How to stop student loan wage garnishment

Taking out a student loan is a common necessity for most young people going to a college or university. It is often the first time they take out a loan and are approved without having to show an ability to pay it back. Collateral is not required for these kinds of loans. The loan is backed by the government and is made in good faith as well as having a distinct ability to follow anyone for the rest of their lives and possibly garnish wages.

If loans were taken out and things did not work out as well as hoped, a possibility exists that the loans go delinquent. In this case the government backed loan holder will try to get payment by garnishing wages.

When a writ of garnishment is received, a smart thing to do is to contact the party who sent it and see if a payment plan can be worked out. This is possible although not guaranteed.

An attempt to reverse the garnishment is not common, but it is possible. Filing a “Claim of Exemption” form in the court that issued the garnishment is the step to take for this action.

The best route to take is to pay the garnishment off. Once the process is started, it must be resolved one way or another and if the money is available, simply pay it off and the garnishment will be stopped.

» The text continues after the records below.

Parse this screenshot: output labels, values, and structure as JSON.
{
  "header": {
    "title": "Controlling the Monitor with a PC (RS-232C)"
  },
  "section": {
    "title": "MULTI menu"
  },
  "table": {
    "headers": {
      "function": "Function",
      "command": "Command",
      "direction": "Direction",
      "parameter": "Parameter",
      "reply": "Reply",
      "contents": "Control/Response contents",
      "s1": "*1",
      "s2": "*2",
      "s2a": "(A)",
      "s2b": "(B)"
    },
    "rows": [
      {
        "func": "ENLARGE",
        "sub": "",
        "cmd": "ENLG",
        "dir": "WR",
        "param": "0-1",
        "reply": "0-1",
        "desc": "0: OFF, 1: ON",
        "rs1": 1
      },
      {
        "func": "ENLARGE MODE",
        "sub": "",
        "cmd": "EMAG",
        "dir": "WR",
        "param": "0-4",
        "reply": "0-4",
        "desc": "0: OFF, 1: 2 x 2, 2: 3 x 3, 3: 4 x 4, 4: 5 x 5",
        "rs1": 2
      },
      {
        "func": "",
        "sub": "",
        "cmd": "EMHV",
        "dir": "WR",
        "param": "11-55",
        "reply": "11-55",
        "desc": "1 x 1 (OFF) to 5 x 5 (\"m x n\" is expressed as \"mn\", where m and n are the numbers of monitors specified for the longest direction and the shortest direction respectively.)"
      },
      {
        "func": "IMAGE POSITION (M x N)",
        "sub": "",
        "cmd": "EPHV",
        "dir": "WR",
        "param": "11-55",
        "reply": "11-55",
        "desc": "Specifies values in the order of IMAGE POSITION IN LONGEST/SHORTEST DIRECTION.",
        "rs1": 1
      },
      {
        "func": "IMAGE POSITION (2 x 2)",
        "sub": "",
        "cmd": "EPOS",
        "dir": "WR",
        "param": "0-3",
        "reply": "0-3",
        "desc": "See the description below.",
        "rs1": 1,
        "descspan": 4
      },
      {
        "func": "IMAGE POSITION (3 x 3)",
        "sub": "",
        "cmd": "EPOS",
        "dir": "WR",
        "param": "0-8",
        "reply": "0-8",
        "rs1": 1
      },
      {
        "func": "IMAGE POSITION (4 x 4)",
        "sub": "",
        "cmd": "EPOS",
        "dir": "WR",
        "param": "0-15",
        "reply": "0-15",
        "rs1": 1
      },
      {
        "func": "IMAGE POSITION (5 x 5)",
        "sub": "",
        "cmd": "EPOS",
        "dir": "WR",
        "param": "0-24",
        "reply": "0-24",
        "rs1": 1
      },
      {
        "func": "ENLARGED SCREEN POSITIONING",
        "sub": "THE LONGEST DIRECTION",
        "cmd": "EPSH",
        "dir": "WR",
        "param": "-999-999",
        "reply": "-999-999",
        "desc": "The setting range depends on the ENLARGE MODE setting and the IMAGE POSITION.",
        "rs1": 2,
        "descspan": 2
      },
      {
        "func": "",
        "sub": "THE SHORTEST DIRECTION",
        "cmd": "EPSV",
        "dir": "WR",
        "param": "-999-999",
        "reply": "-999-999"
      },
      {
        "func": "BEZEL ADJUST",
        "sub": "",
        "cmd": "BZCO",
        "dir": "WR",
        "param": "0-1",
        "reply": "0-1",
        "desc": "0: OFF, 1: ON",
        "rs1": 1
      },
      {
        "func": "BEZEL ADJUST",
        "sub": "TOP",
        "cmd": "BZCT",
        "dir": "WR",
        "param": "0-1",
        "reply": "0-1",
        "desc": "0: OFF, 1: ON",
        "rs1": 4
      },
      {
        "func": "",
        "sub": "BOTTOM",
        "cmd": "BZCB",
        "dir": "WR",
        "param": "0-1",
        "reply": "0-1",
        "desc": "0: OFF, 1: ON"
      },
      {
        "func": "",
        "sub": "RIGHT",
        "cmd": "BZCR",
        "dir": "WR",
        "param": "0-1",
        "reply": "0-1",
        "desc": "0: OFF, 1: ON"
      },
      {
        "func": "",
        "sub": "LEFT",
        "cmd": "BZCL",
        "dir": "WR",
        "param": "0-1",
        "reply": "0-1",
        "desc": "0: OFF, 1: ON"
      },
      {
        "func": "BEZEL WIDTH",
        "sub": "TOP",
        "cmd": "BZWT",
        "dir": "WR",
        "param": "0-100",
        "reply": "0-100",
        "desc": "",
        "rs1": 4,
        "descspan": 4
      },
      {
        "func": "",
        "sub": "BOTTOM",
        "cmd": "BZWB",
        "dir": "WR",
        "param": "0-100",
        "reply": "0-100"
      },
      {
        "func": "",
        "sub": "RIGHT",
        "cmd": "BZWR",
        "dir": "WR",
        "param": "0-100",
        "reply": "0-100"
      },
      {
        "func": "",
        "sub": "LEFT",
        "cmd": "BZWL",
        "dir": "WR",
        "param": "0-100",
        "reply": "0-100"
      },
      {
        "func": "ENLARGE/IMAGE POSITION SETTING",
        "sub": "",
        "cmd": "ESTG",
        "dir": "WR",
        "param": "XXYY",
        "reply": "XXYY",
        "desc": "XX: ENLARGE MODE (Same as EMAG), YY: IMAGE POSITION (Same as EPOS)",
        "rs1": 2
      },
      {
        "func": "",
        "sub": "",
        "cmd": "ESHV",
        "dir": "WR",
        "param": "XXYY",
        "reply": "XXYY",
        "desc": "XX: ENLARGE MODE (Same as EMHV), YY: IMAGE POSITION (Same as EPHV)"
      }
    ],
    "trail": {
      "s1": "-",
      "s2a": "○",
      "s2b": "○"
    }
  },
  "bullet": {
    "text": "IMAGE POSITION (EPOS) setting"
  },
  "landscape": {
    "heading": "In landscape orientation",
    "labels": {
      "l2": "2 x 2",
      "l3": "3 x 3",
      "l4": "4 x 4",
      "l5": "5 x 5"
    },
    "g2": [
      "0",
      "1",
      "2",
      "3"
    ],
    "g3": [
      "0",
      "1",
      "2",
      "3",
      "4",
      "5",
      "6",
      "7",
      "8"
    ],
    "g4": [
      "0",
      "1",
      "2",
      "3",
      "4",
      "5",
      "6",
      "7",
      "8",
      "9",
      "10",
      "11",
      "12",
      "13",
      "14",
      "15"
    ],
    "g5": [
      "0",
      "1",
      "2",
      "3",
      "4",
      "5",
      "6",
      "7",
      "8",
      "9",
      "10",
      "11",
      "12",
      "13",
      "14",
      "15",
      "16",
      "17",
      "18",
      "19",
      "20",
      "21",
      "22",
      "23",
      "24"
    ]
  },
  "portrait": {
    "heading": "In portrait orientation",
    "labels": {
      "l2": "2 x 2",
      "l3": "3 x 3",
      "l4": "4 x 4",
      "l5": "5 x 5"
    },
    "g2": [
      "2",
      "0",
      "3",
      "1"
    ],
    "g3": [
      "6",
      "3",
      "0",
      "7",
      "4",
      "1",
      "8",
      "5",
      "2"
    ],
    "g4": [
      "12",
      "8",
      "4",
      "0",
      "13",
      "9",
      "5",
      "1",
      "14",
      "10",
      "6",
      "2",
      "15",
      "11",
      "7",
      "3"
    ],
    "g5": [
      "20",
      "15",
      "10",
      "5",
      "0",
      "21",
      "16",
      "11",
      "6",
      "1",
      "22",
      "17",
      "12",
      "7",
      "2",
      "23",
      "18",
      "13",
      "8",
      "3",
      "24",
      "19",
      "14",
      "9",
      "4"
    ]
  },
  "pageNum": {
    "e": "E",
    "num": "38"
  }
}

Another option is to allow the garnishment to run its course. It will continue until the full amount of the loan is paid off. This may be a hardship for the course of the payment process but will be complete one fine day.

When paying on any such loan or bill of any kind for that matter, always keep documentation of payments made. Make sure your records agree with the records of the party collecting the money. Ask for a payoff amount from time to time to compare records. When the bill is paid off, be sure to get a written receipt that the loan is paid in full.

Read, “If I file bankruptcy will they stop garnishing my wages” and “How to report bankruptcy fraud

Does bankruptcy stop wage garnishment

Wage Garnishment and Bankruptcy

In order to answer the question,” Does bankruptcy stop wage garnishment?” the simple answer is “yes.” However, it is important to note that in some instances, the stopping of the garnishment may be short-lived. Upon the filing of a bankruptcy petition, there is a provision of the bankruptcy code that goes into affect known as the “Automatic Stay.” The Automatic Stay is a court order that protects the debtor from all further collection activity, including wage garnishment.

That being said, the affect of bankruptcy on wage garnishment is truly dependant upon what the garnishment is for. While the Automatic Stay does protect the debtor initially from wage garnishment, such creditors as the Internal Revenue Service, child support recipients, and student loan creditors may file a motion with the court to have the stay lifted in order to continue with the garnishment. If and when approved, such creditors will be allowed to resume the garnishment.

IRS Wage Garnishment and Bankruptcy

While the filing of a bankruptcy petition will initially stop an IRS wage garnishment, it does not automatically mean the debt will be eliminated. The type of IRS debt, whether or not certain conditions are applicable, and the type of bankruptcy filed are determining factors. Typically, with a Chapter 7 bankruptcy, income tax debts may be discharged (eliminated). Taxes such as payroll taxes and trust fund taxes are not dischargeable in bankruptcy. However, the benefit to filing bankruptcy when large tax debts are owed is that interest and other fees will stop accruing.

It is important that debtors immediately notify their employers upon the filing of their bankruptcy petition. In addition, notification to those creditors who may be garnishing their wages should be sent right away as well. If, after the filing of a bankruptcy petition, a debtor’s wages are still garnished and said wages were properly exempted, the debtor may be entitled to a return of said monies. If the wages are not exempt, the bankruptcy trustee may file a motion to have them turned over to the estate for the benefit of all unsecured creditors.

Learn about, “Bankruptcy alternatives